Register Holland (RH) opened its office in 1983 in response to the clear need for a classification society with specialist expertise in tall ships and historic ships. Initially its work was concentrated in the Dutch inland charter fleet, most of which operates from the port of Enkhuizen where RH had its office. In 2018 Register Holland Classebureau Zeevaart B.V. (RHC) is recognized by the Dutch Authority and currently classifies some 65 seagoing ships, including the rigging of the barque Europa and the ship Stad Amsterdam, which operate in all the world’s oceans and to Antarctica.
With its wealth of expertise, especially in old, riveted hulls and all aspects of rigging, the competence of RHC extends also to static vessels such as HMS Victory at Portsmouth and other non-seagoing museum ships. Because they fall outside the normal maritime safety regimes of vessels in regular trade, such ships and especially their rigging may not be acceptable to the larger ship classification societies. RHC can offer inspection services tailored to the particular needs of museum ships.
In 2009 a close cooperation was begun with HMS Victory in Portsmouth. As a first step a RHC senior surveyor surveyed the whole rigging to check the maintenance situation. This resulted in an extended report and a series of recommendations. The auditing of a maintenance system and the certification of the rigging will be the next steps.

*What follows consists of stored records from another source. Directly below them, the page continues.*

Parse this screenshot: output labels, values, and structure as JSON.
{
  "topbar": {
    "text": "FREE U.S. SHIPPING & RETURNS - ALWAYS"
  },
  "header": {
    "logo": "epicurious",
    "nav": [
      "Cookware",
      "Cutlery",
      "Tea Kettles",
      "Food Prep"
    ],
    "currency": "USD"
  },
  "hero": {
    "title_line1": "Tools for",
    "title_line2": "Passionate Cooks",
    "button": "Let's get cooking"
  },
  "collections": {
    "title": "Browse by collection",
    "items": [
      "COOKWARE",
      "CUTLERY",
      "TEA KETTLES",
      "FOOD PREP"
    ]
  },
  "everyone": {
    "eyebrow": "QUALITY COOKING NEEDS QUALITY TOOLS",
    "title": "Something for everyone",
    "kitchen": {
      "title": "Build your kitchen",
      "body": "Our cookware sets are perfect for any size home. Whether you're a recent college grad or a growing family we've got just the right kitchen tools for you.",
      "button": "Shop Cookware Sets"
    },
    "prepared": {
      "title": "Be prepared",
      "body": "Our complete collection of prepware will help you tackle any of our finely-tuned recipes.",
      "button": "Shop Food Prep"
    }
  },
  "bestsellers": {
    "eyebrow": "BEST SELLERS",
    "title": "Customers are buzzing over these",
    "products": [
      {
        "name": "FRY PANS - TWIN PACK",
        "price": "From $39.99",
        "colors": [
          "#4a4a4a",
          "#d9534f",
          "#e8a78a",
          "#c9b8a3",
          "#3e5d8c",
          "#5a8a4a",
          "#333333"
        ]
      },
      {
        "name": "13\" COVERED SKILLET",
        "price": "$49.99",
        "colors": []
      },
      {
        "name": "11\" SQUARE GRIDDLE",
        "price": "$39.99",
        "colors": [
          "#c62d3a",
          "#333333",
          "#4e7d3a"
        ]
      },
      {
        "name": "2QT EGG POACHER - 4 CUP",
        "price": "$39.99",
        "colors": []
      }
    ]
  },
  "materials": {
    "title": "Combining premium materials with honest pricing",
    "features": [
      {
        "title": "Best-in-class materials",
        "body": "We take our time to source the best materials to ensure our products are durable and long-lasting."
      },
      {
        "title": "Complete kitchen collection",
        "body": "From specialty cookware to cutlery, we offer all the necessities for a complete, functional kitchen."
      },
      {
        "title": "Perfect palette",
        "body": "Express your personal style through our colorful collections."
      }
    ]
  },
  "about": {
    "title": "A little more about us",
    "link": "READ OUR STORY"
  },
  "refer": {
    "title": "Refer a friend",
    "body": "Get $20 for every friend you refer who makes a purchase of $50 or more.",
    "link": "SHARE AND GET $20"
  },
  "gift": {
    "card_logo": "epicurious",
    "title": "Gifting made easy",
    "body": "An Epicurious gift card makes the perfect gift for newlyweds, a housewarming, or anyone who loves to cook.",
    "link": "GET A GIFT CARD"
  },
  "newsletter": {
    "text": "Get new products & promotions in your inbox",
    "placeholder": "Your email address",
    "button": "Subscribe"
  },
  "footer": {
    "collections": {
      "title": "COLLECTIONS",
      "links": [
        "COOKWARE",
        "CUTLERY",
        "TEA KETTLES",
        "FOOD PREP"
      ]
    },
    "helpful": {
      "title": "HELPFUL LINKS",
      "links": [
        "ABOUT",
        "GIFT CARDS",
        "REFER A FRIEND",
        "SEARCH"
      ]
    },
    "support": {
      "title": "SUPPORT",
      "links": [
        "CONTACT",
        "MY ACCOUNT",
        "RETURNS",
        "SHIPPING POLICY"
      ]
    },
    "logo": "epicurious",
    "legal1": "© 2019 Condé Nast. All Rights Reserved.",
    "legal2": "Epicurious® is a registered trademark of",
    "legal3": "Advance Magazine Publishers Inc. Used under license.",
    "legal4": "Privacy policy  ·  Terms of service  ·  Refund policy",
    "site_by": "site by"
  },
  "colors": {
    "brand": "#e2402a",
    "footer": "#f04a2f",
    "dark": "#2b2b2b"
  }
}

RHC surveyors are thoroughly experienced in the characteristics of various rigging materials in dynamic and static environments, and in the onerous requirements of ensuring safe public access. When they are permanently dry-docked, ships lose the ability to roll and pitch in response to sudden wind pressure, and in these circumstances their standing rigging undergoes extra pressures. On these and similar hazards, RHC can offer the benefit of its wide experience.
The masts and spars of museum ships are potentially at risk from long periods of inactivity. When re-rigging such vessels, it is important to analyse in advance precisely what is required of the new rigging, and how far this diverges from its corresponding role in an operational vessel. It may be possible to dispense with some of the running rigging without adversely affecting the appearance. Some man-made fibres fail after prolonged exposure to ultra-violet radiation.
Others are significantly more elastic than their naturalfibre counterparts, and carry the risk of stretching under load to the extent that the masts they support may bend and break. RHC surveyors are experienced in such aspects of maintaining and restoring preserved ships. RHC can assess the quality of a naval architect’s design by analysing precisely the performance which each item of rigging must deliver, and advising on which material, and in which dimensions, will best fit those needs without sacrificing a historically authentic appearance for the ship as a whole. It can take account of the requirements of grant-giving organisations, some of which may impose constraints on sourcing materials to comply with environmental or ethical controls. RHC is thoroughly experienced in all aspects of historic ship preservation, and its surveyors follow closely the latest developments of safety legislation throughout Europe.
RHC has an experienced team of surveyors thoroughly qualified to examine all aspects of safety in museum ships and especially above decks. In consultation with our customers, RHC can provide a regular re-inspection schedule to ensure that certification continues to meet current requirements. This can help to reduce annual insurance quotations, and provide evidence that all necessary precautions have been taken in the unfortunate event that a public liability claim is brought against the custodians of the ship. Furthermore, a well designed and maintained rig will be one of the eye catchers of a static museum ship and it will certainly help to please a great number of visitors. RHC is a recognized national classification society in the Netherlands and surveys on the basis of its own classification rules (including special rigging rules) and Dutch statutory rules. RHC normally starts with a quick scan at a general rate of € 165 per hour (2023), excluding (travel) expenses and VAT. For a more detailed survey, we will offer a quotation before proceeding.